To do
Each line of the records below that holds "annan" should be returned.

(Records from a data source)
---

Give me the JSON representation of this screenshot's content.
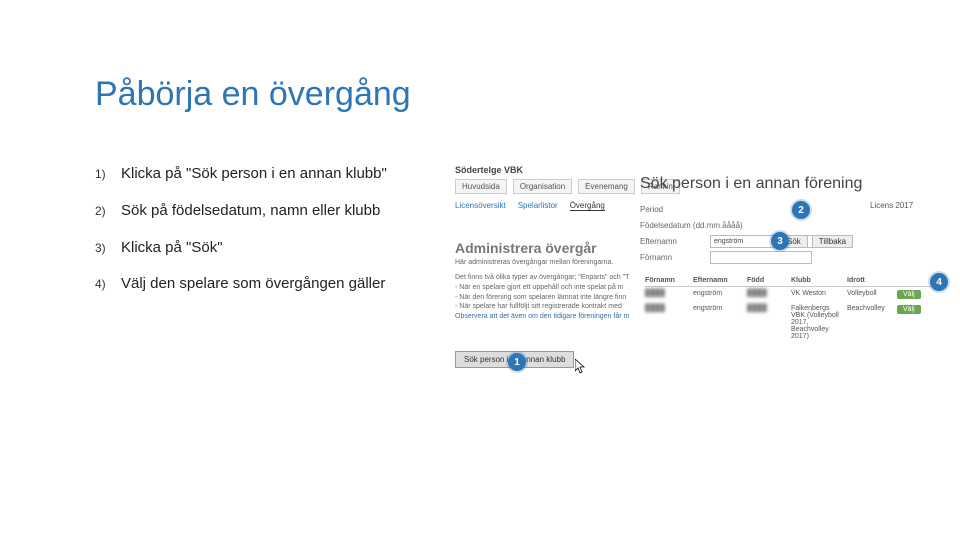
{
  "title": "Påbörja en övergång",
  "steps": [
    {
      "num": "1)",
      "text": "Klicka på \"Sök person i en annan klubb\""
    },
    {
      "num": "2)",
      "text": "Sök på födelsedatum, namn eller klubb"
    },
    {
      "num": "3)",
      "text": "Klicka på \"Sök\""
    },
    {
      "num": "4)",
      "text": "Välj den spelare som övergången gäller"
    }
  ],
  "shot": {
    "org": "Södertelge VBK",
    "tabs1": [
      "Huvudsida",
      "Organisation",
      "Evenemang",
      "Rankin"
    ],
    "bigtitle": "Sök person i en annan förening",
    "tabs2": [
      "Licensöversikt",
      "Spelarlistor",
      "Övergång"
    ],
    "form": {
      "period_lbl": "Period",
      "birth_lbl": "Födelsedatum (dd.mm.åååå)",
      "lastname_lbl": "Efternamn",
      "firstname_lbl": "Förnamn",
      "lastname_val": "engström"
    },
    "lic": "Licens 2017",
    "btn_search": "Sök",
    "btn_back": "Tillbaka",
    "admin": "Administrera övergår",
    "adminsub": "Här administreras övergångar mellan föreningarna.",
    "bullets": [
      "Det finns två olika typer av övergångar; \"Enparts\" och \"T",
      "- När en spelare gjort ett uppehåll och inte spelat på m",
      "- När den förening som spelaren lämnat inte längre finn",
      "- När spelare har fullföljt sitt registrerade kontrakt med"
    ],
    "obs": "Observera att det även om den tidigare föreningen får m",
    "searchbtn": "Sök person i en annan klubb",
    "thead": [
      "Förnamn",
      "Efternamn",
      "Född",
      "Klubb",
      "Idrott"
    ],
    "rows": [
      {
        "fn": "████",
        "ln": "engström",
        "dob": "████",
        "club": "VK Weston",
        "sport": "Volleyboll",
        "valj": "Välj"
      },
      {
        "fn": "████",
        "ln": "engström",
        "dob": "████",
        "club": "Falkenbergs VBK (Volleyboll 2017, Beachvolley 2017)",
        "sport": "Beachvolley",
        "valj": "Välj"
      }
    ],
    "markers": {
      "m1": "1",
      "m2": "2",
      "m3": "3",
      "m4": "4"
    }
  }
}
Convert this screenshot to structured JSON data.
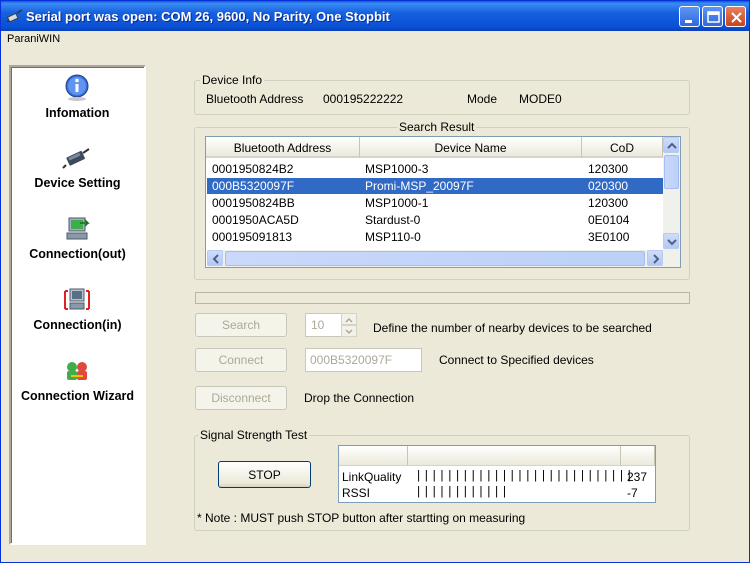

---

Task output
      "text": "Klicka på \"Sök person i en annan klubb\""
    "bigtitle": "Sök person i en annan förening",
    "searchbtn": "Sök person i en annan klubb",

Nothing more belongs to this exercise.